Other clocktowers in Dunedin have unusual entrances - the Dunedin Railway Station, for instance, is accessed through a small nondescript locked door at the back of an office.
But the University of Otago clocktower has the most ignominious of entrances - through a locked manhole cover in the ceiling of a toilet block.
That entrance was not so bad on the way in, but it took some discussion to work out how to re-enter - would it give an unsuspecting toilet visitor a heart attack to see a reporter, a photographer with a large camera and two university personnel crawling out of the roof space above the toilet cubicles?
Fortunately the facility was empty.
The university clocktower is, like the other towers, a treasure of secret rooms, inaccessible to the public, with little purpose other than to help support a clock high above the ground.
But each has its own personality, and cries out for use for a secret rendezvous or furtive, perhaps immoral, liaison.
Once through the toilet roof, a wooden ramp takes you through a warm, arched roof space, criss-crossed by pipes, wires and the rubble of a century underfoot.
That included the sort of discarded 1960s light fittings that can be found in every roof space across the planet.
From there, one stumbles across the apex of a brick and concrete archway that forces its way through the ceiling below, and in to the first level of the clocktower.
The clocktower is, unsurprisingly, a series of elongated cubes, one on top of the other, with high ceilings and a ladder in one corner leading to the next one up.
The rooms have an appeal hard to articulate, but they provide, for instance, a perfect space to watch, unseen, the activity below.
Level one, a little more than 2 m wide, can be seen in the full tower photograph (above, right) with thin, arched windows just above the guttering of the roof.
It also also sported the first, sole graffiti; "R Milligan, 1930" written in shaky pen.

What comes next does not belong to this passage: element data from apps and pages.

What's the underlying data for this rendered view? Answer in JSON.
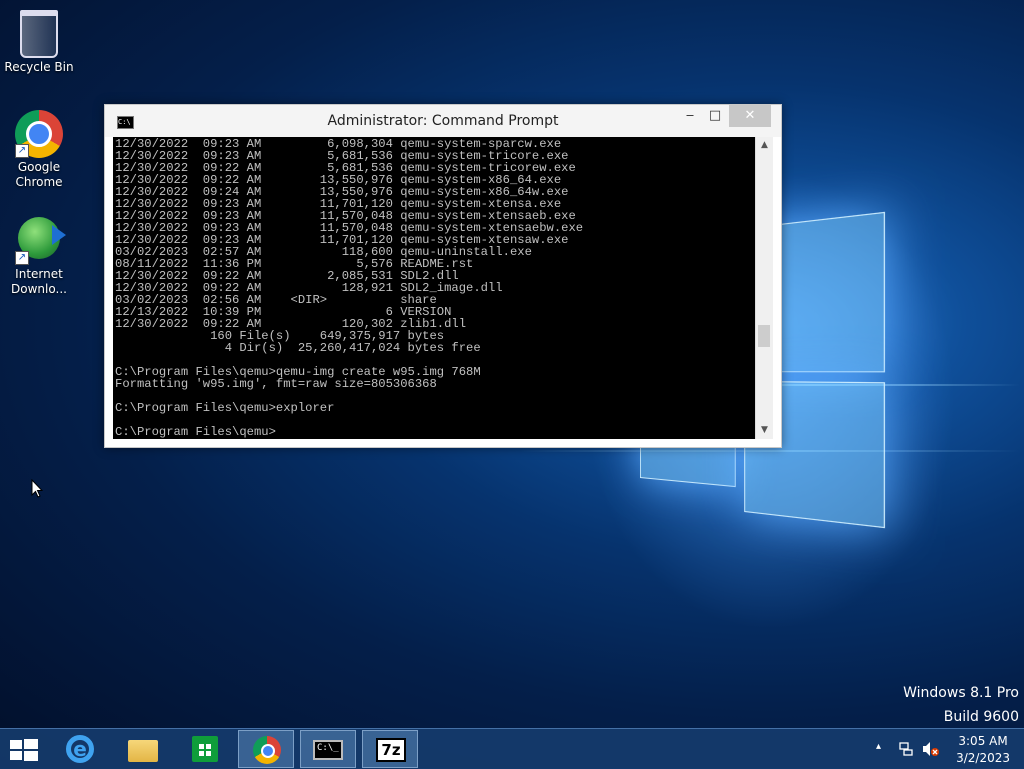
{
  "desktop": {
    "icons": [
      {
        "label": "Recycle Bin"
      },
      {
        "label": "Google Chrome"
      },
      {
        "label": "Internet Downlo..."
      }
    ],
    "watermark": {
      "line1": "Windows 8.1 Pro",
      "line2": "Build 9600"
    }
  },
  "window": {
    "title": "Administrator: Command Prompt",
    "minimize": "‒",
    "maximize": "□",
    "close": "✕",
    "console_lines": [
      "12/30/2022  09:23 AM         6,098,304 qemu-system-sparcw.exe",
      "12/30/2022  09:23 AM         5,681,536 qemu-system-tricore.exe",
      "12/30/2022  09:22 AM         5,681,536 qemu-system-tricorew.exe",
      "12/30/2022  09:22 AM        13,550,976 qemu-system-x86_64.exe",
      "12/30/2022  09:24 AM        13,550,976 qemu-system-x86_64w.exe",
      "12/30/2022  09:23 AM        11,701,120 qemu-system-xtensa.exe",
      "12/30/2022  09:23 AM        11,570,048 qemu-system-xtensaeb.exe",
      "12/30/2022  09:23 AM        11,570,048 qemu-system-xtensaebw.exe",
      "12/30/2022  09:23 AM        11,701,120 qemu-system-xtensaw.exe",
      "03/02/2023  02:57 AM           118,600 qemu-uninstall.exe",
      "08/11/2022  11:36 PM             5,576 README.rst",
      "12/30/2022  09:22 AM         2,085,531 SDL2.dll",
      "12/30/2022  09:22 AM           128,921 SDL2_image.dll",
      "03/02/2023  02:56 AM    <DIR>          share",
      "12/13/2022  10:39 PM                 6 VERSION",
      "12/30/2022  09:22 AM           120,302 zlib1.dll",
      "             160 File(s)    649,375,917 bytes",
      "               4 Dir(s)  25,260,417,024 bytes free",
      "",
      "C:\\Program Files\\qemu>qemu-img create w95.img 768M",
      "Formatting 'w95.img', fmt=raw size=805306368",
      "",
      "C:\\Program Files\\qemu>explorer",
      "",
      "C:\\Program Files\\qemu>"
    ]
  },
  "taskbar": {
    "apps": [
      {
        "name": "Internet Explorer"
      },
      {
        "name": "File Explorer"
      },
      {
        "name": "Store"
      },
      {
        "name": "Google Chrome"
      },
      {
        "name": "Command Prompt"
      },
      {
        "name": "7-Zip",
        "icon_text": "7z"
      }
    ],
    "clock": {
      "time": "3:05 AM",
      "date": "3/2/2023"
    },
    "tray_chevron": "▴"
  }
}
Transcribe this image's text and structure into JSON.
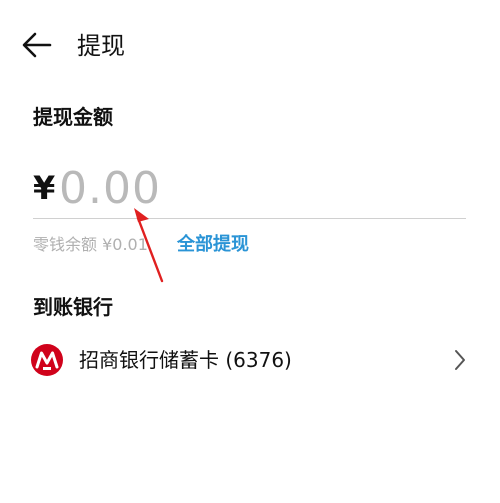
{
  "header": {
    "title": "提现",
    "back_icon": "arrow-left-icon"
  },
  "amount": {
    "label": "提现金额",
    "currency": "¥",
    "placeholder": "0.00",
    "value": ""
  },
  "balance": {
    "text": "零钱余额 ¥0.01",
    "withdraw_all": "全部提现"
  },
  "bank": {
    "label": "到账银行",
    "name": "招商银行储蓄卡 (6376)",
    "logo_icon": "cmb-bank-logo-icon",
    "chevron_icon": "chevron-right-icon"
  },
  "colors": {
    "link": "#2a94d6",
    "annotation": "#e02020",
    "bank_logo": "#d0021b",
    "placeholder": "#b9b9b9"
  }
}
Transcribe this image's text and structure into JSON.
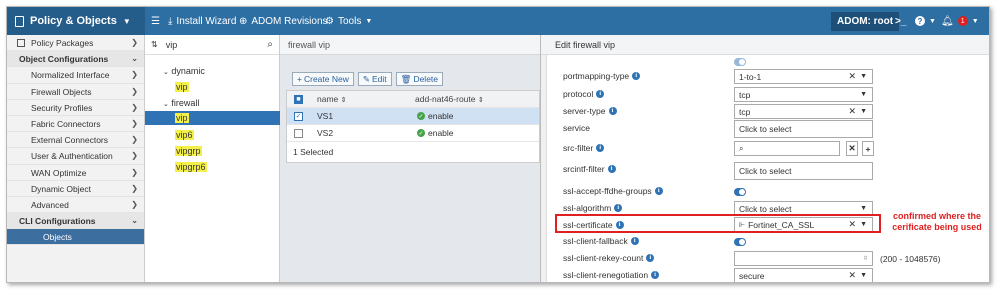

Up more wooden steps came level two, a similar room, but this time with two quatrefoil window apertures in each wall, covered with mesh to keep the birds out.
From that height the view across the Leith to the science buildings, and to the area behind the clocktower, is opening up appealingly.
More steps lead to the reason for the tower - the clock.
Like all larger clocks in the city, the university clock has the most delicate of ticks and tocks for such a large beast.
A small plastic bottle of CX motor oil and an oily rag sitting in the housing speak of the maintenance folk who must make up the majority of the few visitors this high.
There is of course one more level - up to the very top, whence the bells peal - or pealeth, perhaps.
The stairs are negotiated one person at a time, due to their slightly alarming, wobbly nature.
At the top, it is possible to push one's head through the manhole and, gripping on for dear life, view five bells, three small and two bigger.
The clock room has the most graffiti, and Ned Willet and Ian Darcy might well have some explaining to do as to what they were doing there during the registry occupation in the mid-1990s - and why they thought it necessary to record their names for posterity.
University of Otago Registry Building, or Clocktower Building
• Built using Leith Valley basalt and Oamaru stone, with a foundation of Port Chalmers breccia.
• Features early use of local basalt on a dramatic and large scale.
• Building houses administrative centre and office of the vice-chancellor.
• Category one listing with the New Zealand Historic Places Trust.
• Completed: 1879.
• Designed and re-designed by Maxwell Bury (1825-1912) and Edmund Anscombe (1874-1948) between the 1870s and the 1920s.
• Tower was "blind" until 1930s, when university council member and local politician Thomas Sidey paid for clock to be installed.